This report provides a detailed analysis of 12 principal areas of concern relating to marriage and family matters in 10 Commonwealth countries where Muslim women and girls suffer discrimination under current Muslim family laws: Bangladesh, Brunei, India, Kenya, Malaysia, Nigeria, Pakistan, Singapore, South Africa, and Sri Lanka. The report discusses the work of the Committee on the Elimination of Discrimination against Women in urging legal reform of discriminatory religious and personal laws; highlights the critical legal advocacy work of domestic women’s rights organisations across the 10 countries; analyses steps taken by governments to reform and/or overcome resistance to legislative change; and concludes with a
series of recommendations for reform. 

Mapping of Muslim Family Laws globally (2016–ongoing): Country Overview tables and Positive Developments Table. These tables contain information outlining the legislative frameworks, available case law, policies, procedures and practices in multiple countries on 12 principal issues of concern.

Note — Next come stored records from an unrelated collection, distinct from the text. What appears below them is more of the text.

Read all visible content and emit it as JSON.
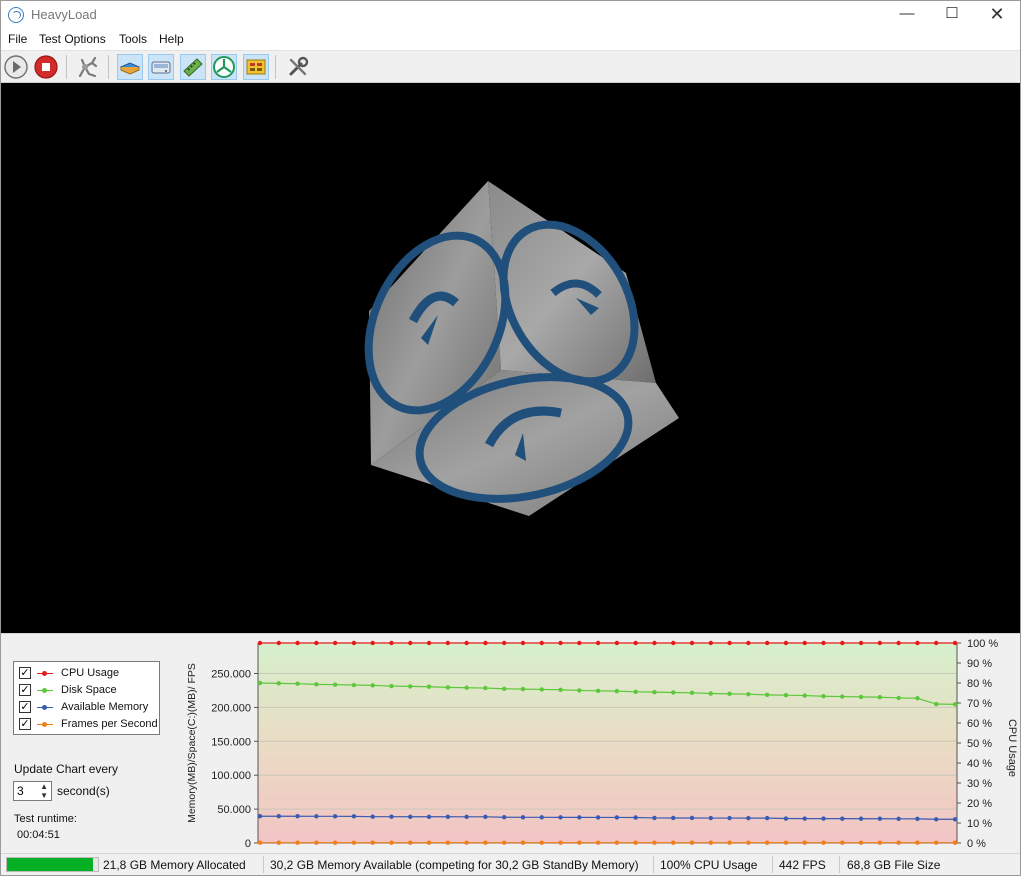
{
  "window": {
    "title": "HeavyLoad"
  },
  "menu": [
    "File",
    "Test Options",
    "Tools",
    "Help"
  ],
  "toolbar": {
    "buttons": [
      {
        "name": "start-icon"
      },
      {
        "name": "stop-icon"
      },
      {
        "name": "cleanup-icon"
      },
      {
        "name": "cpu-load-icon"
      },
      {
        "name": "disk-write-icon"
      },
      {
        "name": "memory-icon"
      },
      {
        "name": "gpu-icon"
      },
      {
        "name": "cpu-cores-icon"
      },
      {
        "name": "options-icon"
      }
    ]
  },
  "legend": {
    "items": [
      {
        "label": "CPU Usage",
        "color": "#e41a1a",
        "checked": true
      },
      {
        "label": "Disk Space",
        "color": "#5cc73a",
        "checked": true
      },
      {
        "label": "Available Memory",
        "color": "#3a5bb0",
        "checked": true
      },
      {
        "label": "Frames per Second",
        "color": "#f07d18",
        "checked": true
      }
    ]
  },
  "update": {
    "label": "Update Chart every",
    "value": "3",
    "unit": "second(s)"
  },
  "runtime": {
    "label": "Test runtime:",
    "value": "00:04:51"
  },
  "chart_data": {
    "type": "line",
    "ylabel_left": "Memory(MB)/Space(C:)(MB)/ FPS",
    "ylabel_right": "CPU Usage",
    "left_ticks": [
      "250.000",
      "200.000",
      "150.000",
      "100.000",
      "50.000",
      "0"
    ],
    "left_tick_values": [
      250000,
      200000,
      150000,
      100000,
      50000,
      0
    ],
    "right_ticks": [
      "100 %",
      "90 %",
      "80 %",
      "70 %",
      "60 %",
      "50 %",
      "40 %",
      "30 %",
      "20 %",
      "10 %",
      "0 %"
    ],
    "ylim_left": [
      0,
      295000
    ],
    "ylim_right": [
      0,
      100
    ],
    "series": [
      {
        "name": "CPU Usage",
        "axis": "right",
        "color": "#e41a1a",
        "values": [
          100,
          100,
          100,
          100,
          100,
          100,
          100,
          100,
          100,
          100,
          100,
          100,
          100,
          100,
          100,
          100,
          100,
          100,
          100,
          100,
          100,
          100,
          100,
          100,
          100,
          100,
          100,
          100,
          100,
          100,
          100,
          100,
          100,
          100,
          100,
          100,
          100,
          100
        ]
      },
      {
        "name": "Disk Space",
        "axis": "left",
        "color": "#5cc73a",
        "values": [
          236000,
          235500,
          235000,
          234000,
          233500,
          233000,
          232500,
          231500,
          231000,
          230500,
          229500,
          229000,
          228500,
          227500,
          227000,
          226500,
          226000,
          225000,
          224500,
          224000,
          223000,
          222500,
          222000,
          221500,
          220500,
          220000,
          219500,
          218500,
          218000,
          217500,
          216500,
          216000,
          215500,
          215000,
          214000,
          213500,
          205000,
          204500
        ]
      },
      {
        "name": "Available Memory",
        "axis": "left",
        "color": "#3a5bb0",
        "values": [
          39500,
          39500,
          39500,
          39400,
          39400,
          39300,
          38800,
          38800,
          38700,
          38700,
          38700,
          38600,
          38600,
          38000,
          37900,
          37900,
          37800,
          37800,
          37700,
          37700,
          37600,
          37000,
          36900,
          36900,
          36800,
          36800,
          36700,
          36700,
          36100,
          36000,
          36000,
          35900,
          35800,
          35800,
          35700,
          35600,
          35000,
          35000
        ]
      },
      {
        "name": "Frames per Second",
        "axis": "left",
        "color": "#f07d18",
        "values": [
          442,
          442,
          442,
          442,
          442,
          442,
          442,
          442,
          442,
          442,
          442,
          442,
          442,
          442,
          442,
          442,
          442,
          442,
          442,
          442,
          442,
          442,
          442,
          442,
          442,
          442,
          442,
          442,
          442,
          442,
          442,
          442,
          442,
          442,
          442,
          442,
          442,
          442
        ]
      }
    ]
  },
  "status": {
    "mem_allocated": "21,8 GB Memory Allocated",
    "mem_available": "30,2 GB Memory Available (competing for 30,2 GB StandBy Memory)",
    "cpu": "100% CPU Usage",
    "fps": "442 FPS",
    "file_size": "68,8 GB File Size",
    "mem_progress": 0.95,
    "progress_color": "#06b025"
  }
}
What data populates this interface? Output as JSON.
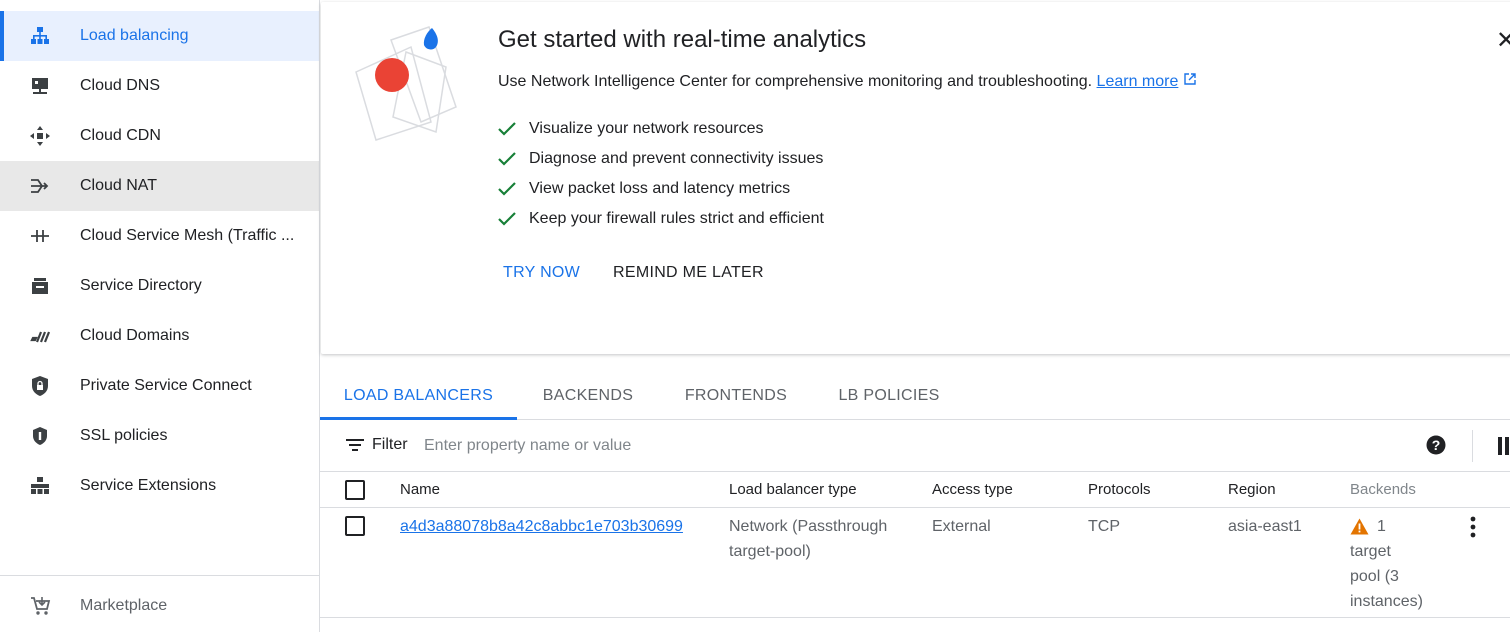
{
  "sidebar": {
    "items": [
      {
        "label": "Load balancing",
        "icon": "load-balancing-icon"
      },
      {
        "label": "Cloud DNS",
        "icon": "cloud-dns-icon"
      },
      {
        "label": "Cloud CDN",
        "icon": "cloud-cdn-icon"
      },
      {
        "label": "Cloud NAT",
        "icon": "cloud-nat-icon"
      },
      {
        "label": "Cloud Service Mesh (Traffic ...",
        "icon": "service-mesh-icon"
      },
      {
        "label": "Service Directory",
        "icon": "service-directory-icon"
      },
      {
        "label": "Cloud Domains",
        "icon": "cloud-domains-icon"
      },
      {
        "label": "Private Service Connect",
        "icon": "private-service-connect-icon"
      },
      {
        "label": "SSL policies",
        "icon": "ssl-policies-icon"
      },
      {
        "label": "Service Extensions",
        "icon": "service-extensions-icon"
      }
    ],
    "marketplace": "Marketplace"
  },
  "banner": {
    "title": "Get started with real-time analytics",
    "description": "Use Network Intelligence Center for comprehensive monitoring and troubleshooting.",
    "learn_more": "Learn more",
    "checks": [
      "Visualize your network resources",
      "Diagnose and prevent connectivity issues",
      "View packet loss and latency metrics",
      "Keep your firewall rules strict and efficient"
    ],
    "try_now": "TRY NOW",
    "remind_later": "REMIND ME LATER"
  },
  "tabs": [
    "LOAD BALANCERS",
    "BACKENDS",
    "FRONTENDS",
    "LB POLICIES"
  ],
  "filter": {
    "label": "Filter",
    "placeholder": "Enter property name or value"
  },
  "table": {
    "headers": [
      "Name",
      "Load balancer type",
      "Access type",
      "Protocols",
      "Region",
      "Backends"
    ],
    "rows": [
      {
        "name": "a4d3a88078b8a42c8abbc1e703b30699",
        "type_line1": "Network (Passthrough",
        "type_line2": "target-pool)",
        "access": "External",
        "protocols": "TCP",
        "region": "asia-east1",
        "backends_line1": "1",
        "backends_line2": "target",
        "backends_line3": "pool (3",
        "backends_line4": "instances)"
      }
    ]
  },
  "colors": {
    "accent": "#1a73e8",
    "check": "#188038",
    "warning": "#e37400"
  }
}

This report outlines the arguments related to Islam made by 44 OIC countries in their CEDAW reporting documents and constructive dialogues with the CEDAW Committee and Musawah’s responses based on our Framework for Action.

Available in English and Arabic.

CEDAW Thematic Reports and Oral Statements (ongoing) on various countries reporting to the CEDAW Committee October 2011–February 2020, including Afghanistan, Algeria, Bahrain, Brunei Darussalam, the Gambia, Indonesia, Iraq, Jordan, Kenya, Kuwait, Lebanon, Malaysia, Maldives, Mali, Mauritania, Mauritius, Nepal, Oman, Pakistan, Palestine, Philippines, Qatar, Saudi Arabia, Singapore, Sri Lanka, Syria, Tanzania, Thailand, Turkey and United Arab Emirates. [Note: Please see the website for a full listing and links to oral statements for those countries.] These reports and statements, which were prepared in consultation with NGOs and activists from the reporting countries, have been raised by the Committee members during constructive dialogues with States parties and in CEDAW Concluding Observations.

About Musawah

This toolkit, which introduces key elements in the Musawah Framework for Action and key messages, is a tool for building knowledge and mobilising for equality in the family

This report outlines Musawah’s short- and longer-term strategy in its key areas of work.

Included with with Malay subtitles